(2) To what extent have political
ideologies changes in the UK?
1 What is Social democracy
1.1 Social democracy is an ideological stance that supports
a broad balance between a capitalist or market economy
on the one hand and state intervention on the other
1.2 Although some see social democracy as a
betrayal of socialism because it accepts the
contining need for capitalis. Others view it as
the only practical form of socialism.
1.3 Key goals of
social democy is:
1.3.1 Reform or "humanized" capitalism, based on the
economic efficiency that only capitalism can deliver
and an enduring belief in equality and social justice
2 What is One Nation conservatism
2.1 It is an pragmatic and paternalistic form
of conservatism that was prominent
during the 1950s and 1960s.
2.2 One nation ideas can be traced back to the
early writings of Benjamin Disraeli, Disraeli
arned aginst the dangers of Britian being
divided into "two nations: the rich and the poor".
2.3 His call for social reform to narrow (but not remove) social
inequalities was based on the principles of paternalism. The rich
therefor have an obligation to attend to the needs of the poor.
3 What is Consensus politics
3.1 An overlap of ideological positions between two or more
political parties; an agreement about fundamental policy goals
that permits disagreement on matters of detail or emphasis
4.1 What is Thatcherism
4.1.1 Thstcherism does not so much constitute
a coherent and systematic philosophy as
an attempt to many two distinct tradtions.
4.1.2 Although there is political and ideological
tensions between these distinct, they can be
combined in support of the goals of a strong but
minimal state: "the free market and a strong state"
4.1.3 The two elements
within Thatcherism are:
126.96.36.199 Neoliberalism this is an updated version of
classical liberalism. Its central pillars are the
free market and the self-reliant individual
188.8.131.52 Neoconservatism, this is a form of authoritarian
conservatism that calls for a restoration of
order, authority and discipline in society
4.2 The central themes of
"economic Thatcherism" were:
4.2.1 Reduced union power
184.108.40.206 The "problem" of the unions power was tackled by a series of laws
that restricted the ability of unions to take industrial action. such
measures both created a more flexible labour market and led to
the growth of Low-wage and low-skill economy in many sectors
220.127.116.11 Privatization. The "mixed economy" was transformed by the privatization of
most of the industries that had been nationalized during the 20th century;
examples included telecommunication, gas electricity, water, steel, buses
and railways. the state lost control of major UK industries state"
4.2.3 Low taxes
18.104.22.168 It brought about a significant shift in the tax burden

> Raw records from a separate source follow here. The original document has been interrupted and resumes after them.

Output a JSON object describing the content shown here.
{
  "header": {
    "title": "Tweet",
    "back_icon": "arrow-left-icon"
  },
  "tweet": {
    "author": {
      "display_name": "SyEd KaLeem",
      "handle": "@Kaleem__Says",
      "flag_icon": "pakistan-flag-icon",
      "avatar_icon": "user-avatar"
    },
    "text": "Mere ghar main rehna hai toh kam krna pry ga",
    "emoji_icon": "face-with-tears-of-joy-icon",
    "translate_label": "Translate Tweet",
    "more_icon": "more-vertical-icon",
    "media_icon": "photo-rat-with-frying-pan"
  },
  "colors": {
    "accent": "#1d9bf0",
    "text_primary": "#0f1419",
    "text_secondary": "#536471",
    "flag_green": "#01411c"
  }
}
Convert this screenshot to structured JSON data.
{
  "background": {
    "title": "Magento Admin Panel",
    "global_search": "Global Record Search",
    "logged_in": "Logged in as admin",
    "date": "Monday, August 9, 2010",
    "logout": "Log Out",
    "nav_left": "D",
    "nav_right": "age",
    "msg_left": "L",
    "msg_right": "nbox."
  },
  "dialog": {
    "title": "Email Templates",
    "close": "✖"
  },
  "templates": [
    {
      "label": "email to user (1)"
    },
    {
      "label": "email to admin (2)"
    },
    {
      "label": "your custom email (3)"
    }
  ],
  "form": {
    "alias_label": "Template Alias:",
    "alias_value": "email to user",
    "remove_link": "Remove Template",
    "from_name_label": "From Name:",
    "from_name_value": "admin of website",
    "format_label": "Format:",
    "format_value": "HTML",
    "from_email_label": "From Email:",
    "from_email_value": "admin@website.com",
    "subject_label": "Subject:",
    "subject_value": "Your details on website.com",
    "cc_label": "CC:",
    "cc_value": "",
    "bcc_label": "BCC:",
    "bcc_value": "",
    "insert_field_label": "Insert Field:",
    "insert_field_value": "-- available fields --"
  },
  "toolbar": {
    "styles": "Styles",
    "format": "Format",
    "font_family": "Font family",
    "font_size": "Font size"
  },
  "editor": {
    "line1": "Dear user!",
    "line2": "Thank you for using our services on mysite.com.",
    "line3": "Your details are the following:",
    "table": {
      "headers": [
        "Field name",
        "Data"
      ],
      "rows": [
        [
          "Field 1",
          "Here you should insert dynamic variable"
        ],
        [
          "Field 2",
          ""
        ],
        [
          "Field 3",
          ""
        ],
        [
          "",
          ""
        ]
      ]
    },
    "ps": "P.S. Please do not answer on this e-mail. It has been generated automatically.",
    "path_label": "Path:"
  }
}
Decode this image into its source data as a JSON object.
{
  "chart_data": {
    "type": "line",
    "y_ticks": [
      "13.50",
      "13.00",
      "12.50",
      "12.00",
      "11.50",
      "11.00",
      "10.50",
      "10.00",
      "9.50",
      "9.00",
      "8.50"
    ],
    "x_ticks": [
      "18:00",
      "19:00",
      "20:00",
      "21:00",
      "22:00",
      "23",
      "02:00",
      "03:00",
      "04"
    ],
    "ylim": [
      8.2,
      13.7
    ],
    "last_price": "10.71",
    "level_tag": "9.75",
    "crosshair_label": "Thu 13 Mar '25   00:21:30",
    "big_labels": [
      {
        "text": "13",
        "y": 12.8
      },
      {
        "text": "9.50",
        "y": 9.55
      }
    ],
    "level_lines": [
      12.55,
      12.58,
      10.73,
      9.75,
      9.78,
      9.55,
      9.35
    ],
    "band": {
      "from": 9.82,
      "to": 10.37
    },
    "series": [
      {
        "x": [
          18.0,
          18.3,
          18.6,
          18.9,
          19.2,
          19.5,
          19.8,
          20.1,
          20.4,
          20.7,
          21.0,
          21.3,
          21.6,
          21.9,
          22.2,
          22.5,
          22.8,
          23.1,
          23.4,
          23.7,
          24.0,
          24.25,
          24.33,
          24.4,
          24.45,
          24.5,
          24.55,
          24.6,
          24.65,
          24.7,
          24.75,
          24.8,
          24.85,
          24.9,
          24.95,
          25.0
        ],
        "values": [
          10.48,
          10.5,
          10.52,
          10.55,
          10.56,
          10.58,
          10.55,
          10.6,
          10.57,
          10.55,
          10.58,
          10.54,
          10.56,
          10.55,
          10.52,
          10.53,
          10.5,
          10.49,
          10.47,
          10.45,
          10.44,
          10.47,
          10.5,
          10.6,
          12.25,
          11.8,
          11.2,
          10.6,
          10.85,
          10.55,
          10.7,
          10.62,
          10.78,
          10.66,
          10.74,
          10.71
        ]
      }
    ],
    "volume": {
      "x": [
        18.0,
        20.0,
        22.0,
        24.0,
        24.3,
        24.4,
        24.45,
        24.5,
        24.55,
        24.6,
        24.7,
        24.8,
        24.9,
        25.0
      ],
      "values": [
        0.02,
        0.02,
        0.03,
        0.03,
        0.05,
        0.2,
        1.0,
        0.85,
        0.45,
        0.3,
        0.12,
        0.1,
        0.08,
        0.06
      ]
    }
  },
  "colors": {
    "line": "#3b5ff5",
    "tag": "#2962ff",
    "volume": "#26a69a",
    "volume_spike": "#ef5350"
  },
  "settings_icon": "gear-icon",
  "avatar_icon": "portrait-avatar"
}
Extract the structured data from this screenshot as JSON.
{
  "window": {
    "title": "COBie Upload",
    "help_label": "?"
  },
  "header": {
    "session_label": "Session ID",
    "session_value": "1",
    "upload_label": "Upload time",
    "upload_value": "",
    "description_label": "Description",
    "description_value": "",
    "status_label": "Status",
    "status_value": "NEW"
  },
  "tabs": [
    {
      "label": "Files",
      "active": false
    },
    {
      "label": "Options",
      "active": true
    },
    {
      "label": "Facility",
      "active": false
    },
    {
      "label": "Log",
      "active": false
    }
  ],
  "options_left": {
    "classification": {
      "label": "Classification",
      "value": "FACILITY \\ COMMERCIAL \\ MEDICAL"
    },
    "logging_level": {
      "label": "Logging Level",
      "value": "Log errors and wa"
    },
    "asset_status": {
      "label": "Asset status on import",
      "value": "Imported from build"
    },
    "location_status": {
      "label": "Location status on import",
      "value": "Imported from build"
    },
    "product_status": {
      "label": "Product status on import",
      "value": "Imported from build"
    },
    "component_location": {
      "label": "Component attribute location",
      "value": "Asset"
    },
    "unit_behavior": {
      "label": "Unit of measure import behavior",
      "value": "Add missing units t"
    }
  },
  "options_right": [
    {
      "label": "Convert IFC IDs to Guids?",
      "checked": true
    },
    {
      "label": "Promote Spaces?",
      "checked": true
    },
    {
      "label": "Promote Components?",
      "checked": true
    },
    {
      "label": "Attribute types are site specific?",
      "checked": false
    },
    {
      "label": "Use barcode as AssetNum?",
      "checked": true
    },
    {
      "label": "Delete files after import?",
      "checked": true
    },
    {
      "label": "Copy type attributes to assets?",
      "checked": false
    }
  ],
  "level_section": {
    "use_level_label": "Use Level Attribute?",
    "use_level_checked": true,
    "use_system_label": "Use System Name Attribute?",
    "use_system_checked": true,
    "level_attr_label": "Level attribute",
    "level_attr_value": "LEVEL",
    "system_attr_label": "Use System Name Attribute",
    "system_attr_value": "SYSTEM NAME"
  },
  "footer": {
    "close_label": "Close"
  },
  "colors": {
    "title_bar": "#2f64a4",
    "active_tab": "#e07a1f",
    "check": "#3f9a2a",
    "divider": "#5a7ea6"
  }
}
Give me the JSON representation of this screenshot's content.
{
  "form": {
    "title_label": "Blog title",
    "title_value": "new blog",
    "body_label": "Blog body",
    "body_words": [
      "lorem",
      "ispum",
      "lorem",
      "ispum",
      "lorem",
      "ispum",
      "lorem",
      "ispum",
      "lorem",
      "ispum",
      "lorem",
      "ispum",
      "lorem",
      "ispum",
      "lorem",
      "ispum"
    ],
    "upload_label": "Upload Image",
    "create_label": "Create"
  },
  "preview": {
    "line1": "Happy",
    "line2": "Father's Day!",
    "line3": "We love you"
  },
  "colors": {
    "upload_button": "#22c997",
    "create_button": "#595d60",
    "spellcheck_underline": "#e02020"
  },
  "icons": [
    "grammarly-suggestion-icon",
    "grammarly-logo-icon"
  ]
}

from direct taxes to indirect taxes. This substantially
reduced the progressive nature of the UK tax
system and, in the progcess, widned inequality
22.214.171.124 The Thatcher government removed a wide range of restrictions and controls
on the economy. Controls on exchange rates wer ended, allowing the pound
to "float" ; financial markets were deregulated; and subsidies and supports
that had propped up "failing industries were scaled down or scrapped
4.3 The central themes of
"social Thatcherism" were:
4.3.1 "Tough" law and order
126.96.36.199 Greater emphasis was placed on maintaining public order through a
fear of punishment, reflected in the belied that "prison works".
Custodial sentences were more widly used, prison terms were
lengthened and, in some cases, "tougher" prison regimes were imosed
4.3.2 Traditional values
188.8.131.52 One of the enemies of social thatcherism was the
spread of liberal or permissive values, associated
in particular with the 1960s. Instead, tradtional,
"Christian" or "family" values were defended.
4.3.3 National patriotism
184.108.40.206 Thatcherites placed a particular stress on strengthening
national identity, seen as one of the cornerstones of
political strength and social stability. Over time, this came
increasingly to be expressed in the form of euroscepticism